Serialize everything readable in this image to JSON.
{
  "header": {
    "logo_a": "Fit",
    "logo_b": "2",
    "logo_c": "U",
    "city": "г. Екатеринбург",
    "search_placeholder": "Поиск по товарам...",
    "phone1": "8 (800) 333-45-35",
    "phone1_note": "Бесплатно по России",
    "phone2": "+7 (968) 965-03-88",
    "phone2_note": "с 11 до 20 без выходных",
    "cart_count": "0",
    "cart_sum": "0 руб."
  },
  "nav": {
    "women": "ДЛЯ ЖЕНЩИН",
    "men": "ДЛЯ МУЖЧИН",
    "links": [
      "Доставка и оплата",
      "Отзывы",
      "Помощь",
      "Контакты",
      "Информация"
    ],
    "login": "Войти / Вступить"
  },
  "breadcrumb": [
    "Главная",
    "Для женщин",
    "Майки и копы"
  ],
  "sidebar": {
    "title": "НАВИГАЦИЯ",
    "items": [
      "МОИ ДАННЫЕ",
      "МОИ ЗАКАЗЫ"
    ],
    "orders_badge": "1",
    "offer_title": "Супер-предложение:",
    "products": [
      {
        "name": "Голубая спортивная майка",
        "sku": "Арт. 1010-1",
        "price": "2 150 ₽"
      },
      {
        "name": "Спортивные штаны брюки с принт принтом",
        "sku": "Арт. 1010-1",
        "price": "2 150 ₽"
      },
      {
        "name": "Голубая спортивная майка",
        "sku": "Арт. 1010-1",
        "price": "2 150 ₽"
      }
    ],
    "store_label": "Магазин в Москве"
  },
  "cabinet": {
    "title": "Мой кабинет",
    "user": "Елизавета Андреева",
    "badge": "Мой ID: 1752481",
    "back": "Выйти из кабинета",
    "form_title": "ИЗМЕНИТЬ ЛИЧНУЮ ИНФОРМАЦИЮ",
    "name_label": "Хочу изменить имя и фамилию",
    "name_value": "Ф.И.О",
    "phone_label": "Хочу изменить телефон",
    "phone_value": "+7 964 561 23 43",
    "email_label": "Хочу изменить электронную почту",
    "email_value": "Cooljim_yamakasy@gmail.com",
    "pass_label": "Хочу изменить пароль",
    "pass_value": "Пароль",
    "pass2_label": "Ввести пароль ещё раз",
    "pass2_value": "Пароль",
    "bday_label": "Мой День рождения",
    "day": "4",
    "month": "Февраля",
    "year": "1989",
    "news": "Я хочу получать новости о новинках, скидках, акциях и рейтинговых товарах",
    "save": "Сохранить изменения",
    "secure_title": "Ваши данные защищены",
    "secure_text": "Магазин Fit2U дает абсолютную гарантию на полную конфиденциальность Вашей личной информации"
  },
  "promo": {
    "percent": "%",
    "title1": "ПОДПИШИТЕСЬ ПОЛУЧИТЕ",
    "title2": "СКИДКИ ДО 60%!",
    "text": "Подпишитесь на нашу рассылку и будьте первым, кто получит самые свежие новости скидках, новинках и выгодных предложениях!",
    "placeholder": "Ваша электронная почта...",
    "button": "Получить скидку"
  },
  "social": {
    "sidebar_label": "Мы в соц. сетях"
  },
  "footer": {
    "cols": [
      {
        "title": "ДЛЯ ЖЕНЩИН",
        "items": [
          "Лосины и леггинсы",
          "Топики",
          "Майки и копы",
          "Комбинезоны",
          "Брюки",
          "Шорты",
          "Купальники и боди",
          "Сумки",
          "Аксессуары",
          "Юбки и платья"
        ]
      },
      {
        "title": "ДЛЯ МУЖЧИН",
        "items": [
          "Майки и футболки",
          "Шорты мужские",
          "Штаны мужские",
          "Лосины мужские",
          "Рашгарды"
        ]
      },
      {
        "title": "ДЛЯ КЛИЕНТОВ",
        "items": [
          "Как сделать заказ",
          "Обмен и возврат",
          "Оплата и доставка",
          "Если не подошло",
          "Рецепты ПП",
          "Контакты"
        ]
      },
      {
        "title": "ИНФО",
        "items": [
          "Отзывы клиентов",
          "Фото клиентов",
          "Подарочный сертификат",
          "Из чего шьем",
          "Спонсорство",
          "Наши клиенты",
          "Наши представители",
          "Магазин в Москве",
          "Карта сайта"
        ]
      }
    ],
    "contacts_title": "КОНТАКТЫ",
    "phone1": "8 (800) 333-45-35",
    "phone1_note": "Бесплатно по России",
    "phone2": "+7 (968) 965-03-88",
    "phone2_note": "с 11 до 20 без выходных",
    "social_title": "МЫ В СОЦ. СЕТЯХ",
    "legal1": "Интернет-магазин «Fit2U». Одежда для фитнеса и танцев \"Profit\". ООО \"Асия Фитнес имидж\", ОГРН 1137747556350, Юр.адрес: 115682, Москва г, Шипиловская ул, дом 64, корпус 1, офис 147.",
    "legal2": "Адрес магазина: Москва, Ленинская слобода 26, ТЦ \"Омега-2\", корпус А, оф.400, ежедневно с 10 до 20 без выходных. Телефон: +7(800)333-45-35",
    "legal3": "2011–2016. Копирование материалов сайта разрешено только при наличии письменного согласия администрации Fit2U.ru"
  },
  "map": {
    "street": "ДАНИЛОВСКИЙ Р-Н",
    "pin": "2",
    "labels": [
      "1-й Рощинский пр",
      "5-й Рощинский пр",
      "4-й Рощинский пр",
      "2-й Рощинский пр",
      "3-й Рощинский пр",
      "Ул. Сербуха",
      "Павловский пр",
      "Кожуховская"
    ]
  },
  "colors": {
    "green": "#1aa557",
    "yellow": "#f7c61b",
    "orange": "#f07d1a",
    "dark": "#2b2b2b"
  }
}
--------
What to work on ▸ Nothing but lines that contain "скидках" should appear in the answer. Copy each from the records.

Written answer ▸
    "news": "Я хочу получать новости о новинках, скидках, акциях и рейтинговых товарах",
    "text": "Подпишитесь на нашу рассылку и будьте первым, кто получит самые свежие новости скидках, новинках и выгодных предложениях!",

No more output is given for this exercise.